# What to do
Wherever a line holds the word "JSON", copy that line from the data.

+===+

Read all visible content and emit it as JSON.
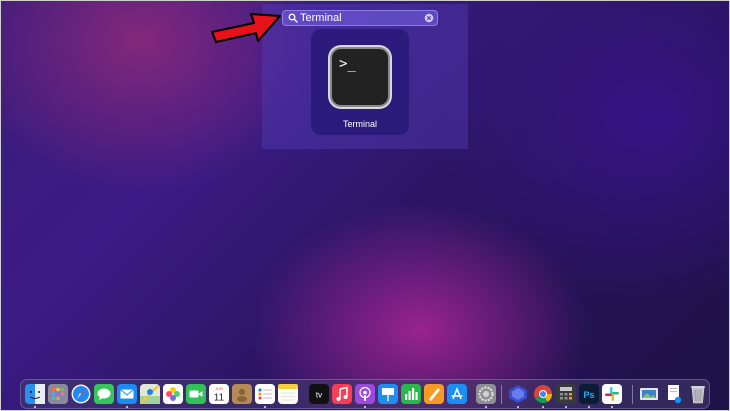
{
  "search": {
    "value": "Terminal",
    "icon": "magnifying-glass-icon"
  },
  "result": {
    "label": "Terminal",
    "icon_text": ">_"
  },
  "annotation": {
    "arrow_color": "#e8111a"
  },
  "dock": {
    "apps": [
      "finder-icon",
      "launchpad-icon",
      "safari-icon",
      "messages-icon",
      "mail-icon",
      "maps-icon",
      "photos-icon",
      "facetime-icon",
      "calendar-icon",
      "contacts-icon",
      "reminders-icon",
      "notes-icon",
      "apple-tv-icon",
      "music-icon",
      "podcasts-icon",
      "keynote-icon",
      "numbers-icon",
      "pages-icon",
      "app-store-icon",
      "system-preferences-icon",
      "creative-cloud-icon",
      "chrome-icon",
      "calculator-icon",
      "photoshop-icon",
      "slack-icon",
      "preview-icon",
      "document-icon",
      "trash-icon"
    ],
    "calendar": {
      "month": "JUN",
      "day": "11"
    },
    "tv_label": "tv",
    "photoshop_label": "Ps"
  }
}
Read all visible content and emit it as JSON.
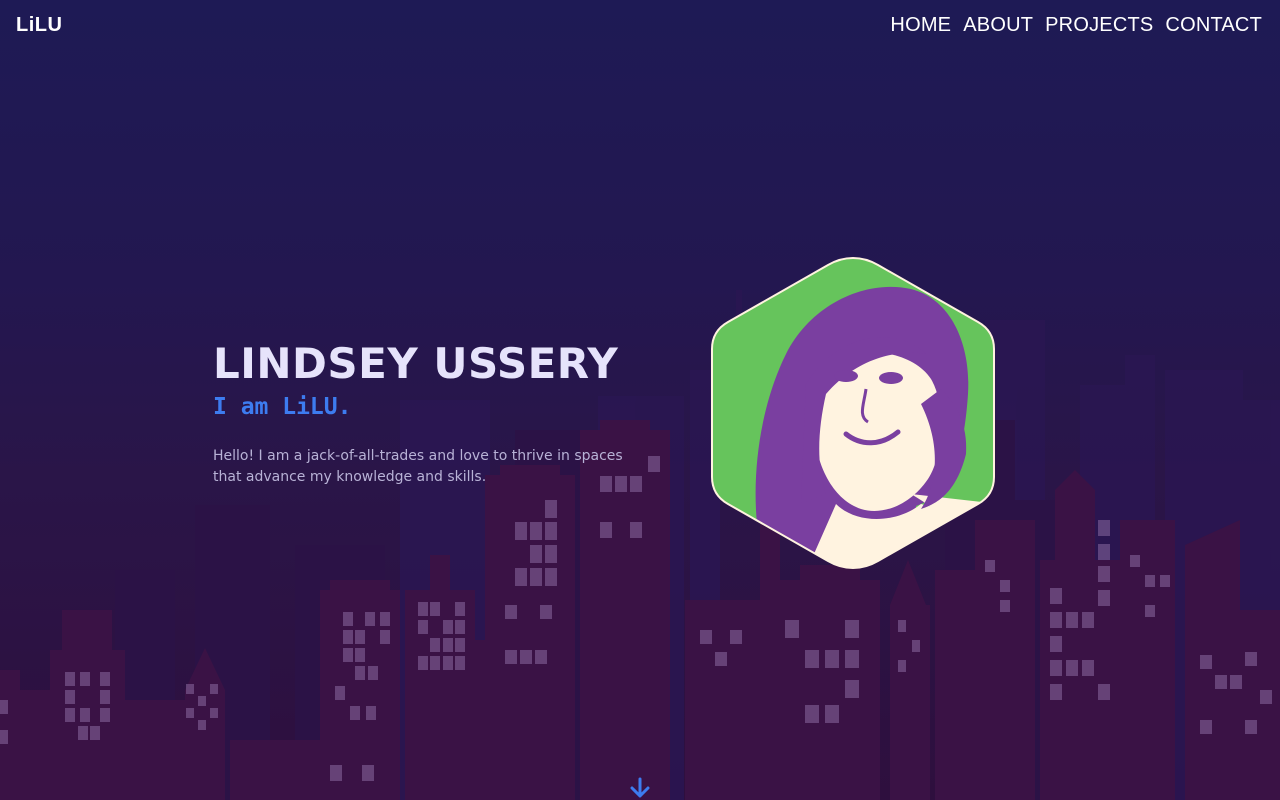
{
  "header": {
    "brand": "LiLU",
    "nav": [
      "HOME",
      "ABOUT",
      "PROJECTS",
      "CONTACT"
    ]
  },
  "hero": {
    "name": "LINDSEY USSERY",
    "tagline": "I am LiLU.",
    "intro": "Hello! I am a jack-of-all-trades and love to thrive in spaces that advance my knowledge and skills."
  },
  "colors": {
    "accent": "#3d7cf0",
    "portrait_bg": "#66c45c",
    "portrait_figure": "#7a3fa0",
    "portrait_skin": "#fff3e0"
  },
  "icons": {
    "scroll": "arrow-down-icon"
  }
}
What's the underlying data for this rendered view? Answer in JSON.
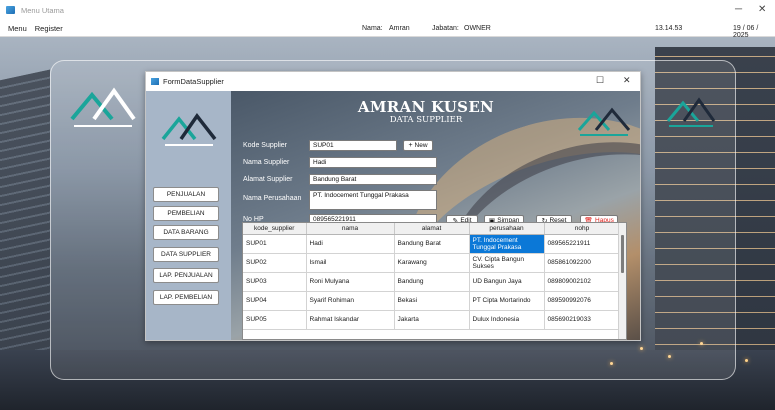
{
  "window": {
    "title": "Menu Utama",
    "minimize_glyph": "─",
    "close_glyph": "✕"
  },
  "menubar": {
    "items": [
      "Menu",
      "Register"
    ],
    "nama_label": "Nama:",
    "nama_value": "Amran",
    "jabatan_label": "Jabatan:",
    "jabatan_value": "OWNER",
    "time": "13.14.53",
    "date": "19 / 06 / 2025"
  },
  "form": {
    "title": "FormDataSupplier",
    "maximize_glyph": "☐",
    "close_glyph": "✕"
  },
  "header": {
    "title": "AMRAN KUSEN",
    "subtitle": "DATA SUPPLIER"
  },
  "nav": {
    "items": [
      "PENJUALAN",
      "PEMBELIAN",
      "DATA BARANG",
      "DATA SUPPLIER",
      "LAP. PENJUALAN",
      "LAP. PEMBELIAN"
    ]
  },
  "fields": {
    "kode_label": "Kode Supplier",
    "kode_value": "SUP01",
    "nama_label": "Nama Supplier",
    "nama_value": "Hadi",
    "alamat_label": "Alamat Supplier",
    "alamat_value": "Bandung Barat",
    "perusahaan_label": "Nama Perusahaan",
    "perusahaan_value": "PT. Indocement Tunggal Prakasa",
    "nohp_label": "No HP",
    "nohp_value": "089565221911"
  },
  "buttons": {
    "new_label": "New",
    "edit_label": "Edit",
    "simpan_label": "Simpan",
    "reset_label": "Reset",
    "hapus_label": "Hapus"
  },
  "table": {
    "columns": [
      "kode_supplier",
      "nama",
      "alamat",
      "perusahaan",
      "nohp"
    ],
    "rows": [
      [
        "SUP01",
        "Hadi",
        "Bandung Barat",
        "PT. Indocement Tunggal Prakasa",
        "089565221911"
      ],
      [
        "SUP02",
        "Ismail",
        "Karawang",
        "CV. Cipta Bangun Sukses",
        "085861092200"
      ],
      [
        "SUP03",
        "Roni Mulyana",
        "Bandung",
        "UD Bangun Jaya",
        "089809002102"
      ],
      [
        "SUP04",
        "Syarif Rohiman",
        "Bekasi",
        "PT Cipta Mortarindo",
        "089590992076"
      ],
      [
        "SUP05",
        "Rahmat Iskandar",
        "Jakarta",
        "Dulux Indonesia",
        "085690219033"
      ]
    ]
  },
  "colors": {
    "selection": "#0b78d7",
    "hapus": "#e0201b",
    "left_panel": "#a7b6c8",
    "logo_teal": "#1aa59a",
    "logo_dark": "#1f2a3a"
  }
}
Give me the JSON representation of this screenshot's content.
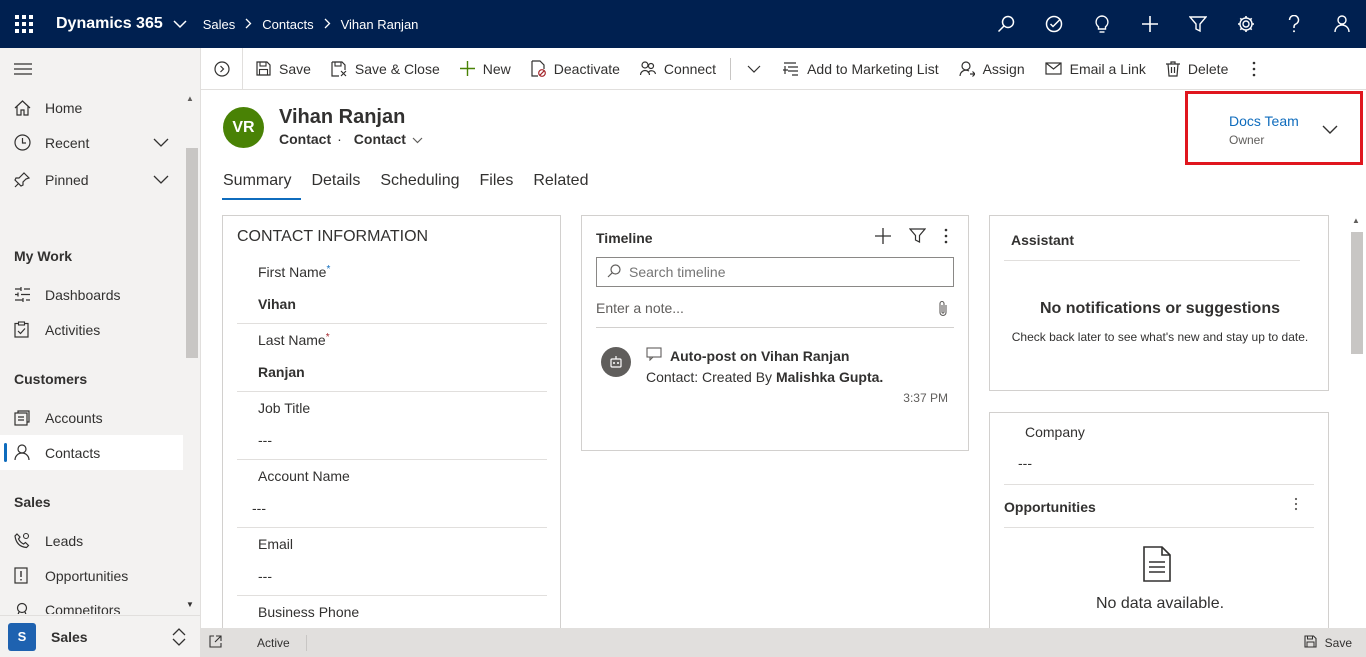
{
  "topbar": {
    "app_name": "Dynamics 365",
    "breadcrumb": [
      "Sales",
      "Contacts",
      "Vihan Ranjan"
    ],
    "icons": [
      "search-icon",
      "task-icon",
      "lightbulb-icon",
      "plus-icon",
      "filter-icon",
      "settings-icon",
      "help-icon",
      "user-icon"
    ]
  },
  "sidebar": {
    "items": [
      {
        "label": "Home",
        "icon": "home-icon"
      },
      {
        "label": "Recent",
        "icon": "clock-icon",
        "expandable": true
      },
      {
        "label": "Pinned",
        "icon": "pin-icon",
        "expandable": true
      }
    ],
    "groups": [
      {
        "title": "My Work",
        "items": [
          {
            "label": "Dashboards",
            "icon": "dashboard-icon"
          },
          {
            "label": "Activities",
            "icon": "activities-icon"
          }
        ]
      },
      {
        "title": "Customers",
        "items": [
          {
            "label": "Accounts",
            "icon": "accounts-icon"
          },
          {
            "label": "Contacts",
            "icon": "contact-icon",
            "active": true
          }
        ]
      },
      {
        "title": "Sales",
        "items": [
          {
            "label": "Leads",
            "icon": "leads-icon"
          },
          {
            "label": "Opportunities",
            "icon": "opportunities-icon"
          },
          {
            "label": "Competitors",
            "icon": "competitors-icon"
          }
        ]
      }
    ],
    "area": {
      "badge": "S",
      "label": "Sales"
    }
  },
  "commands": {
    "save": "Save",
    "save_close": "Save & Close",
    "new": "New",
    "deactivate": "Deactivate",
    "connect": "Connect",
    "add_marketing": "Add to Marketing List",
    "assign": "Assign",
    "email_link": "Email a Link",
    "delete": "Delete"
  },
  "record": {
    "initials": "VR",
    "name": "Vihan Ranjan",
    "entity": "Contact",
    "form": "Contact",
    "owner_name": "Docs Team",
    "owner_label": "Owner",
    "avatar_color": "#498205"
  },
  "tabs": [
    "Summary",
    "Details",
    "Scheduling",
    "Files",
    "Related"
  ],
  "contact_info": {
    "title": "CONTACT INFORMATION",
    "fields": [
      {
        "label": "First Name",
        "value": "Vihan",
        "marker": "*"
      },
      {
        "label": "Last Name",
        "value": "Ranjan",
        "marker": "*"
      },
      {
        "label": "Job Title",
        "value": "---"
      },
      {
        "label": "Account Name",
        "value": "---"
      },
      {
        "label": "Email",
        "value": "---"
      },
      {
        "label": "Business Phone",
        "value": ""
      }
    ]
  },
  "timeline": {
    "title": "Timeline",
    "search_placeholder": "Search timeline",
    "note_placeholder": "Enter a note...",
    "post_title": "Auto-post on Vihan Ranjan",
    "post_body_prefix": "Contact: Created By ",
    "post_body_user": "Malishka Gupta.",
    "post_time": "3:37 PM"
  },
  "assistant": {
    "title": "Assistant",
    "main": "No notifications or suggestions",
    "sub": "Check back later to see what's new and stay up to date."
  },
  "side_card": {
    "company_label": "Company",
    "company_value": "---",
    "opportunities_title": "Opportunities",
    "empty_text": "No data available."
  },
  "status": {
    "state": "Active",
    "save_label": "Save"
  },
  "colors": {
    "topbar": "#002050",
    "accent": "#0f6cbd",
    "highlight_border": "#e0161e"
  }
}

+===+

# Answer section
Read all visible content and emit it as JSON.
Read all visible content and emit it as JSON.
What's the underlying data for this rendered view? Answer in JSON.
Give me the JSON representation of this screenshot's content.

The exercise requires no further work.